By: Stu Apte May 14, 2014
People that know me know that fishing has always been the greatest thing in my life. In fact, it is my life because I am a professional fisherman. I am never happier than when I have my fly rod in hand and I am prospecting the Florida Keys Flats for tarpon.
The light tackle bug bit me at the tender young age of 12, when I acquired an old split-bamboo casting rod and fresh water, Shakespeare plug-casting reel. With that rig, I landed my first tarpon, a 15 pounder. A few years later, I earned enough money for my first fly rod, and I was hooked for keeps.
Homer Rhode Jr., then a game warden and noted fly fisherman taught me how to tie saltwater flies and in 1948, I caught my first tarpon on one. A year later I landed my first really big tarpon, a 96 ½ pounder, while using a Heddon-Pal tubular steel 5 ½ foot rod and a Pflueger Akron reel with 15 pound test black nylon line, fishing from the beach at Big Marco Pass. It seemed as if I always had a fishing rod of some kind in my hands in those days. Now let’s advance the clock...
The month was April. The year was 1962 and I was a fishing guide in the Lower Florida Keys. For the past hour my customer, Ray D. had been hooked to a large tarpon we both wanted badly. I knew this fish would be a contender for the all-time fly rod record in the Metropolitan Miami Fishing Tournament. Ray was fishing with a new type glass fly rod, and this was definitely not the time for experimenting. He was a top-notch fly fisherman and a fantastic person. I wasn’t really worried about losing that tarpon.

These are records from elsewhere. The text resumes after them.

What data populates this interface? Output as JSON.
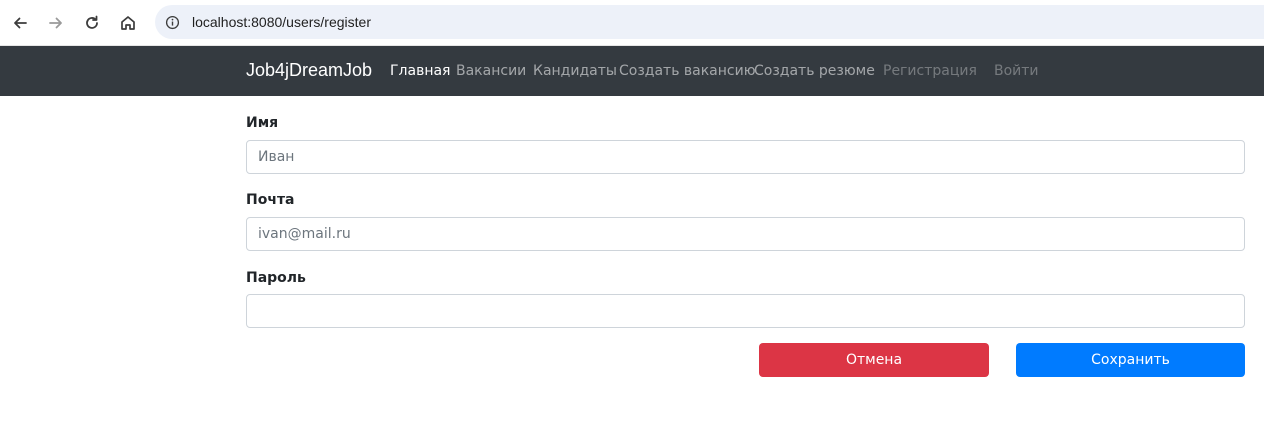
{
  "browser": {
    "url": "localhost:8080/users/register",
    "icons": [
      "back-arrow-icon",
      "forward-arrow-icon",
      "reload-icon",
      "home-icon",
      "site-info-icon"
    ]
  },
  "navbar": {
    "brand": "Job4jDreamJob",
    "links": [
      {
        "label": "Главная",
        "state": "active"
      },
      {
        "label": "Вакансии",
        "state": "normal"
      },
      {
        "label": "Кандидаты",
        "state": "normal"
      },
      {
        "label": "Создать вакансию",
        "state": "normal"
      },
      {
        "label": "Создать резюме",
        "state": "normal"
      },
      {
        "label": "Регистрация",
        "state": "muted"
      },
      {
        "label": "Войти",
        "state": "muted"
      }
    ],
    "background": "#343a40"
  },
  "form": {
    "name": {
      "label": "Имя",
      "placeholder": "Иван",
      "value": ""
    },
    "email": {
      "label": "Почта",
      "placeholder": "ivan@mail.ru",
      "value": ""
    },
    "password": {
      "label": "Пароль",
      "placeholder": "",
      "value": ""
    },
    "cancel_label": "Отмена",
    "save_label": "Сохранить"
  },
  "colors": {
    "cancel": "#dc3545",
    "save": "#007bff"
  }
}
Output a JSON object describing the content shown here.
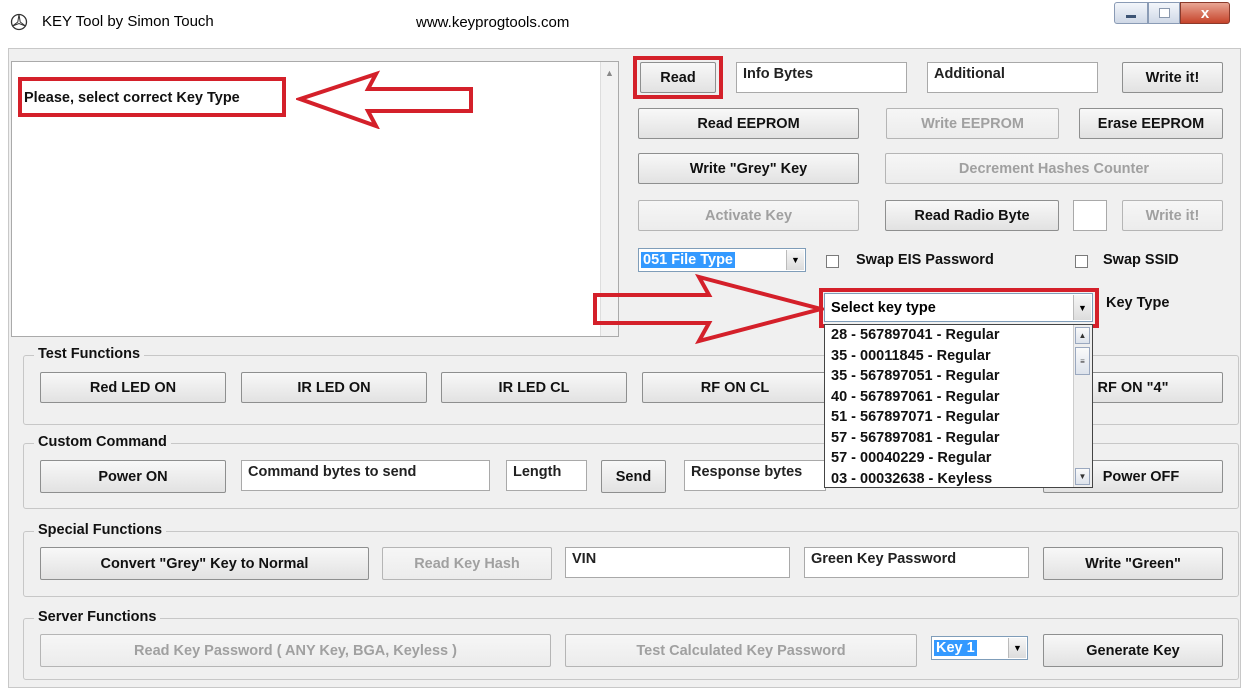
{
  "window": {
    "title": "KEY Tool by Simon Touch",
    "url": "www.keyprogtools.com",
    "minimize_icon": "minimize-icon",
    "maximize_icon": "maximize-icon",
    "close_label": "x"
  },
  "log": {
    "message": "Please, select correct Key Type"
  },
  "top_row": {
    "read": "Read",
    "info_bytes": "Info Bytes",
    "additional": "Additional",
    "write_it": "Write it!"
  },
  "eeprom_row": {
    "read_eeprom": "Read EEPROM",
    "write_eeprom": "Write EEPROM",
    "erase_eeprom": "Erase EEPROM"
  },
  "grey_row": {
    "write_grey": "Write \"Grey\" Key",
    "decrement": "Decrement Hashes Counter"
  },
  "activate_row": {
    "activate": "Activate Key",
    "read_radio": "Read Radio Byte",
    "radio_value": "",
    "write_it": "Write it!"
  },
  "options_row": {
    "file_type": "051 File Type",
    "swap_eis": "Swap EIS Password",
    "swap_ssid": "Swap SSID"
  },
  "key_type": {
    "selected": "Select key type",
    "label": "Key Type",
    "options": [
      "28 - 567897041 - Regular",
      "35 - 00011845 - Regular",
      "35 - 567897051 - Regular",
      "40 - 567897061 - Regular",
      "51 - 567897071 - Regular",
      "57 - 567897081 - Regular",
      "57 - 00040229 - Regular",
      "03 - 00032638 - Keyless"
    ]
  },
  "test_functions": {
    "title": "Test Functions",
    "red_led": "Red LED ON",
    "ir_led": "IR LED ON",
    "ir_led_cl": "IR LED CL",
    "rf_on_cl": "RF ON CL",
    "rf_on_4": "RF ON \"4\""
  },
  "custom_command": {
    "title": "Custom Command",
    "power_on": "Power ON",
    "command_bytes": "Command bytes to send",
    "length": "Length",
    "send": "Send",
    "response_bytes": "Response bytes",
    "power_off": "Power OFF"
  },
  "special_functions": {
    "title": "Special Functions",
    "convert_grey": "Convert \"Grey\" Key to Normal",
    "read_hash": "Read Key Hash",
    "vin": "VIN",
    "green_password": "Green Key Password",
    "write_green": "Write \"Green\""
  },
  "server_functions": {
    "title": "Server Functions",
    "read_password": "Read Key Password ( ANY Key, BGA, Keyless )",
    "test_password": "Test Calculated Key Password",
    "key_slot": "Key 1",
    "generate": "Generate Key"
  },
  "colors": {
    "annotation_red": "#d4202a",
    "selection_blue": "#3399ff",
    "window_bg": "#f0f0f0"
  }
}
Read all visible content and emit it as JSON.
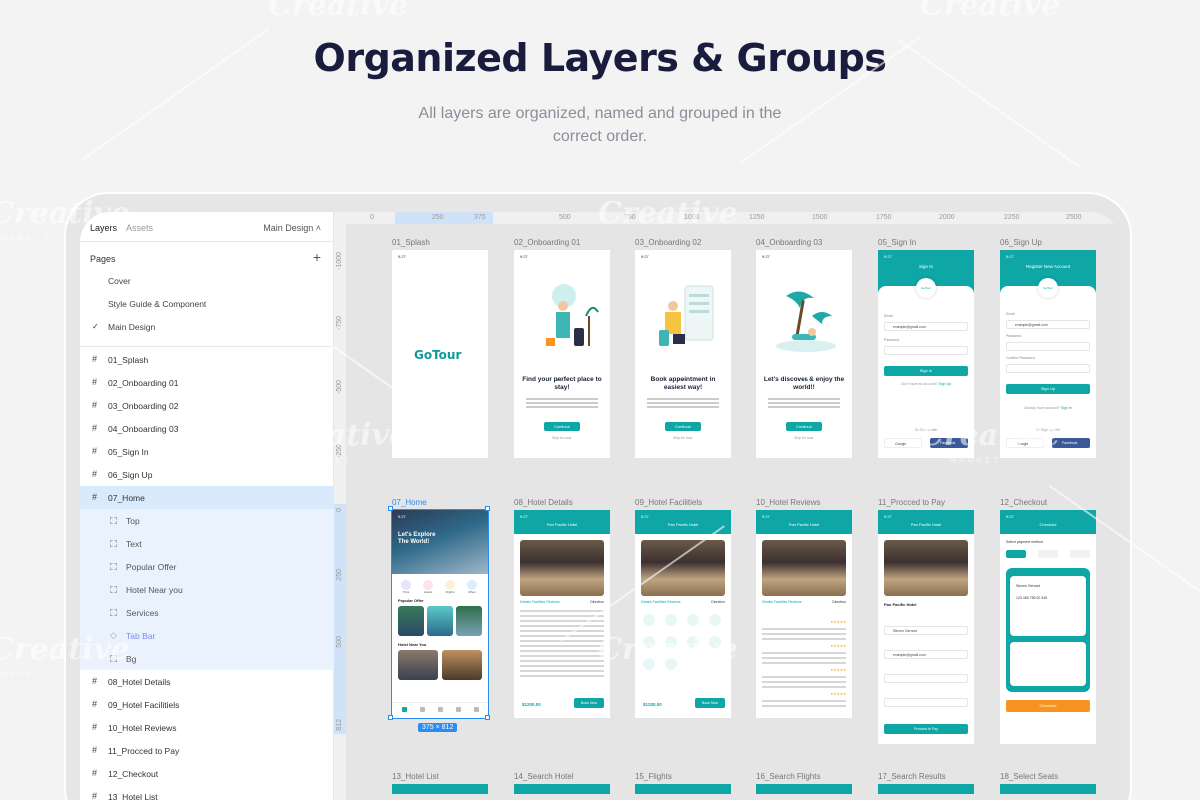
{
  "hero": {
    "title": "Organized Layers & Groups",
    "subtitle": "All layers are organized, named and grouped in the correct order."
  },
  "panel": {
    "tabs": [
      "Layers",
      "Assets"
    ],
    "page_switch": "Main Design ˄",
    "pages_heading": "Pages",
    "add_symbol": "+",
    "pages": [
      "Cover",
      "Style Guide & Component",
      "Main Design"
    ],
    "check": "✓",
    "layers": [
      "01_Splash",
      "02_Onboarding 01",
      "03_Onboarding 02",
      "04_Onboarding 03",
      "05_Sign In",
      "06_Sign Up",
      "07_Home"
    ],
    "home_children": [
      "Top",
      "Text",
      "Popular Offer",
      "Hotel Near you",
      "Services",
      "Tab Bar",
      "Bg"
    ],
    "more_layers": [
      "08_Hotel Details",
      "09_Hotel Facilitiels",
      "10_Hotel Reviews",
      "11_Procced to Pay",
      "12_Checkout",
      "13_Hotel List"
    ],
    "hash": "#"
  },
  "ruler": {
    "top_ticks": [
      "0",
      "250",
      "375",
      "500",
      "750",
      "1000",
      "1250",
      "1500",
      "1750",
      "2000",
      "2250",
      "2500"
    ],
    "left_ticks": [
      "-1000",
      "-750",
      "-500",
      "-250",
      "0",
      "250",
      "500",
      "812"
    ]
  },
  "frames": {
    "row1_labels": [
      "01_Splash",
      "02_Onboarding 01",
      "03_Onboarding 02",
      "04_Onboarding 03",
      "05_Sign In",
      "06_Sign Up"
    ],
    "row2_labels": [
      "07_Home",
      "08_Hotel Details",
      "09_Hotel Facilitiels",
      "10_Hotel Reviews",
      "11_Procced to Pay",
      "12_Checkout"
    ],
    "row3_labels": [
      "13_Hotel List",
      "14_Search Hotel",
      "15_Flights",
      "16_Search Flights",
      "17_Search Results",
      "18_Select Seats"
    ],
    "time": "9:27",
    "logo": "GoTour",
    "onboarding_titles": [
      "Find your perfect place to stay!",
      "Book appointment in easiest way!",
      "Let's discover & enjoy the world!!"
    ],
    "continue": "Continue",
    "skip": "Skip for now",
    "sign_in_title": "Sign In",
    "sign_up_title": "Register New Account",
    "brand_mini": "GoTour",
    "email_label": "Email",
    "email_value": "example@gmail.com",
    "password_label": "Password",
    "confirm_label": "Confirm Password",
    "sign_in_btn": "Sign In",
    "sign_up_btn": "Sign Up",
    "no_account": "Don't have an account?",
    "sign_up_link": "Sign Up",
    "have_account": "Already have account?",
    "sign_in_link": "Sign In",
    "or_sign_in": "Or Sign in with",
    "or_sign_up": "Or Sign up with",
    "google": "Google",
    "facebook": "Facebook",
    "home_greet": "Let's Explore The World!",
    "services": [
      "Trips",
      "Hotels",
      "Flights",
      "Offers"
    ],
    "popular_offer": "Popular Offer",
    "hotel_near": "Hotel Near You",
    "hotel_name": "Pan Pacific Hotel",
    "detail_tabs": "Details  Facilities  Reviews",
    "direction": "Direction",
    "price": "$1200.00",
    "book_now": "Book Now",
    "rating": "★★★★★",
    "proceed": "Procced to Pay",
    "checkout": "Checkout",
    "select_payment": "Select payment method",
    "card_holder": "Steven Gerrard",
    "card_number": "123 456 789 00 345",
    "checkout_btn": "Checkout",
    "size_tag": "375 × 812"
  },
  "watermark": {
    "text": "Creative",
    "sub": "MARKET"
  },
  "colors": {
    "teal": "#0fa6a6",
    "selection": "#2d8cf0",
    "orange": "#f7931e",
    "title": "#1a1c3d"
  }
}
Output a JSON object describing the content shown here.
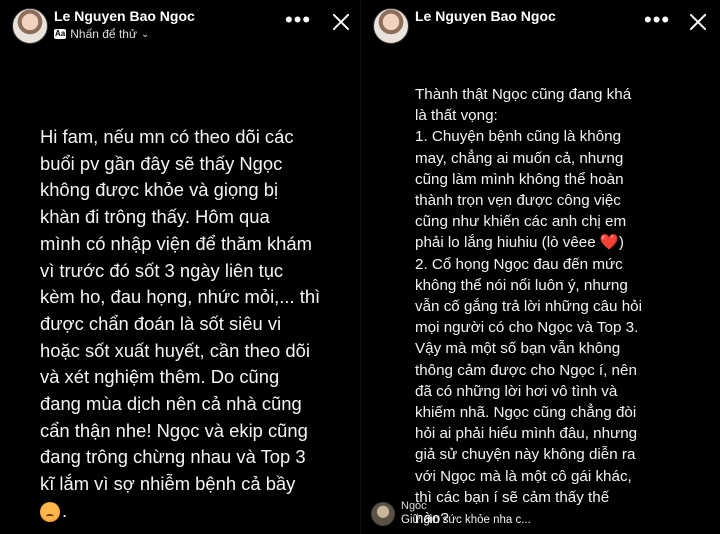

The morning was flat calm as we neared the area and spotted the first school of about 30 tarpon circling on the surface in a daisy chain. As I poled near the school, he made his cast just to the outside of the circle, so that on the retrieved, his fly would move in the same direction as the fish, in order not to alarm them. The tarpon took the fly eagerly, but all of the floating grass and seaweed that came in with the tide was getting on the fly line, making the fight a difficult one. Finally, the moment of truth was at hand.
When it comes time to land a big tarpon or any big fish it is important to have a rod with sufficient butt strength to lift its head to the surface. I was ready with the gaff and Ray was working the fish into position. Just as I made my move, Ray exerted a bit more pressure than the thin-walled fiberglass rod had to offer and it literally exploded into 6 pieces just as I struck the tarpon. I had gaffed that fish at the same instant the rod came apart.
The Met tournament, and IGFA rules states that a broken rod disqualifies the catch. Did the rod break before or after the fish had been legally caught? Being the sportsmen my client was, he refused to claim the fishing even though it weighed 128 pounds, 3 pounds heavier than the Met record at that time.
Ray was awarded the Philip Wylie Tough Luck Trophy.